- In October, Niemann Foods Inc. opened The Farmhouse, a locally sourced restaurant inside its Harvest Market store in Champaign, IL, according to Supermarket News.
- The restaurant serves three meals a day and uses ingredients sourced from growers as close to the store as possible. Workers also bake bread and churn butter in-house.
- Many of the same products used in the restaurant also appear in the store, offering customers a chance to sample items before they buy.
With this ambitious new restaurant concept, Niemann Foods seems to be emulating the likes of Whole Foods, Wegmans, and Mariano’s. These retailers have had major success with what are essentially high-end cafeterias inside their stores, offering everything from sandwiches to salads and custom-order sushi to brick-oven fired pizza.
What makes these supermarkets meal destinations? In a word: quality. Whole Foods uses fresh, locally sourced and unique ingredients in its salad bar. Mariano’s pizza makers hand pull dough and top each pie with fresh ingredients. Wegmans offers restaurant-quality sushi, pizza, sandwiches, salads and more.
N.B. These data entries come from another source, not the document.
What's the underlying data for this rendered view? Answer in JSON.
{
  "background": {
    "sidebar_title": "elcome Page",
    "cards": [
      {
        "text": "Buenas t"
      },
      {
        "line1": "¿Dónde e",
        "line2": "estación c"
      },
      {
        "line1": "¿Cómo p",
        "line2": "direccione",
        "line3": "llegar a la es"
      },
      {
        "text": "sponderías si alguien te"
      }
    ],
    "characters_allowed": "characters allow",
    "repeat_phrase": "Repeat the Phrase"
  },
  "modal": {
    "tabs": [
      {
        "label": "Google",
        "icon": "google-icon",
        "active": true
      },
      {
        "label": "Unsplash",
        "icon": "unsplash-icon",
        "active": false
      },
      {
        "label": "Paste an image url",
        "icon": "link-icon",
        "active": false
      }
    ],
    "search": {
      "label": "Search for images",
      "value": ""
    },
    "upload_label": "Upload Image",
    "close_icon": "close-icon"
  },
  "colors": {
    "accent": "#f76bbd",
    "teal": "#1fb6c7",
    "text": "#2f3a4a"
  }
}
Doing foodservice this well takes a major commitment. It requires recipe development, fastidious sourcing, top-notch worker training and organization — and, of course, lots of money. But the payoff is huge: According to the NPD Group, supermarket prepared food sales have increased 30% since 2008, and accounted for $10 billion in 2015.
The Farmhouse seems to be hitting some of these marks. The restaurant is cooking omelets with locally sourced, cage-free eggs and baking made-from-scratch biscuits. Lunch crowds can also spring for a Farmhouse Burger or a salad with grilled salmon.
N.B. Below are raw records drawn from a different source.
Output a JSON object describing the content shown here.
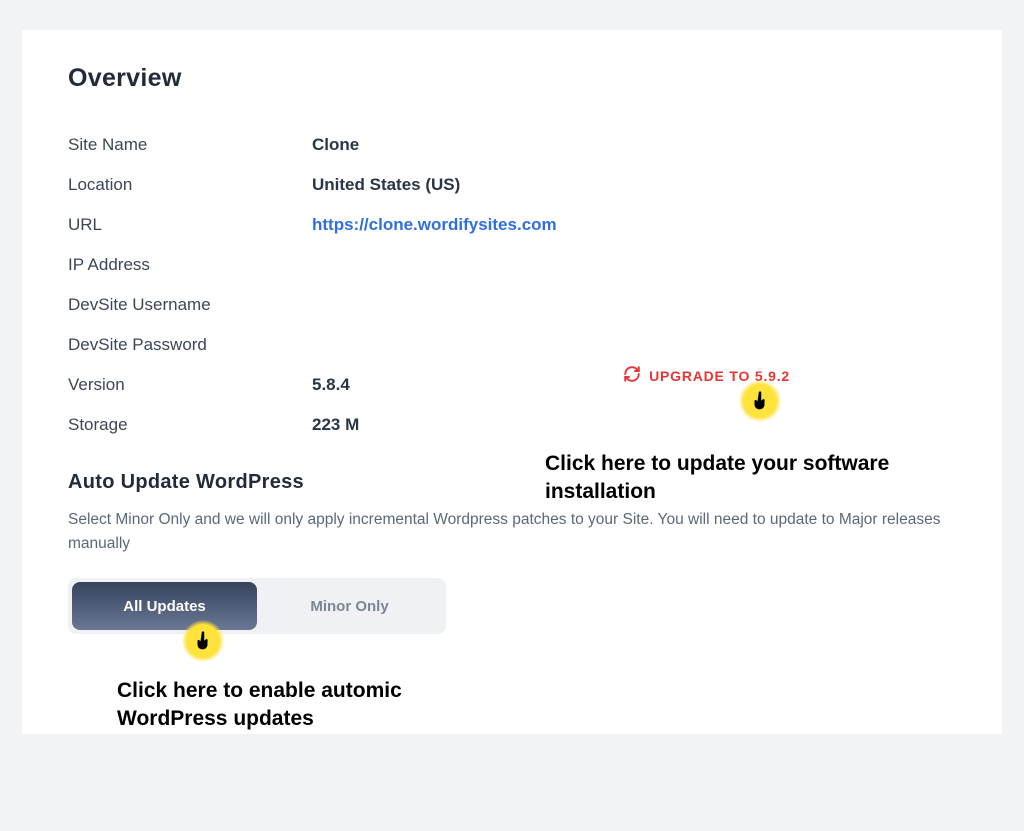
{
  "overview": {
    "title": "Overview",
    "rows": {
      "site_name": {
        "label": "Site Name",
        "value": "Clone"
      },
      "location": {
        "label": "Location",
        "value": "United States (US)"
      },
      "url": {
        "label": "URL",
        "value": "https://clone.wordifysites.com"
      },
      "ip": {
        "label": "IP Address",
        "value": ""
      },
      "dev_user": {
        "label": "DevSite Username",
        "value": ""
      },
      "dev_pass": {
        "label": "DevSite Password",
        "value": ""
      },
      "version": {
        "label": "Version",
        "value": "5.8.4"
      },
      "storage": {
        "label": "Storage",
        "value": "223 M"
      }
    },
    "upgrade_label": "UPGRADE TO 5.9.2"
  },
  "auto_update": {
    "title": "Auto Update WordPress",
    "help": "Select Minor Only and we will only apply incremental Wordpress patches to your Site. You will need to update to Major releases manually",
    "option_all": "All Updates",
    "option_minor": "Minor Only"
  },
  "annotations": {
    "upgrade": "Click here to update your software installation",
    "updates": "Click here to enable automic WordPress updates"
  }
}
But are these dishes and the overall dining experience better than what local restaurants offer? Fast food and quick service restaurants haven’t slowed down their recipe and service innovations. When it comes to deciding between a drive-thru breakfast and walking into a supermarket, the choice is simple for many consumers. The same goes for lunch and dinner; many fast-food companies are offering fast, artisan-quality meals.
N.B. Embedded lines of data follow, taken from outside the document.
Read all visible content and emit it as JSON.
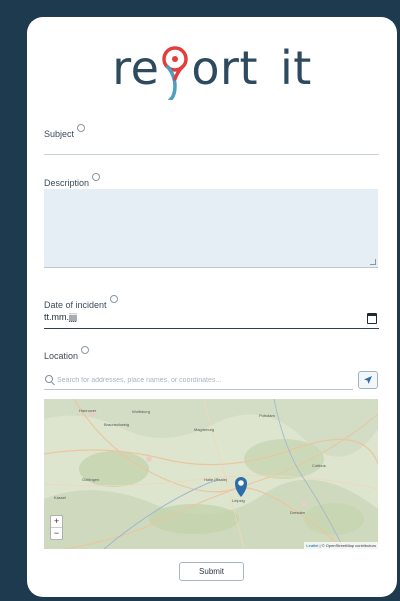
{
  "brand": {
    "logo_left": "re",
    "logo_right": "ort",
    "logo_second_word": "it",
    "text_color": "#2e4a5f",
    "pin_color": "#e23e3e",
    "pin_tail_color": "#4a9fc2"
  },
  "form": {
    "subject_label": "Subject",
    "description_label": "Description",
    "date_label": "Date of incident",
    "date_placeholder": "tt.mm.jjjj",
    "location_label": "Location",
    "search_placeholder": "Search for addresses, place names, or coordinates...",
    "submit_label": "Submit"
  },
  "map": {
    "zoom_in": "+",
    "zoom_out": "−",
    "attribution_link": "Leaflet",
    "attribution_text": "| © OpenStreetMap contributors",
    "places": [
      "Hannover",
      "Wolfsburg",
      "Braunschweig",
      "Magdeburg",
      "Potsdam",
      "Göttingen",
      "Halle (Saale)",
      "Leipzig",
      "Cottbus",
      "Kassel",
      "Dresden"
    ],
    "marker_color": "#2c6fa8"
  },
  "theme": {
    "background": "#1d3a4e",
    "card": "#ffffff",
    "textarea_fill": "#e6eef5"
  }
}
Supermarkets have a huge opportunity in foodservice, but they'll need to convince customers to eat a meal at the same place where they buy their bread, milk and eggs in order to get off the ground.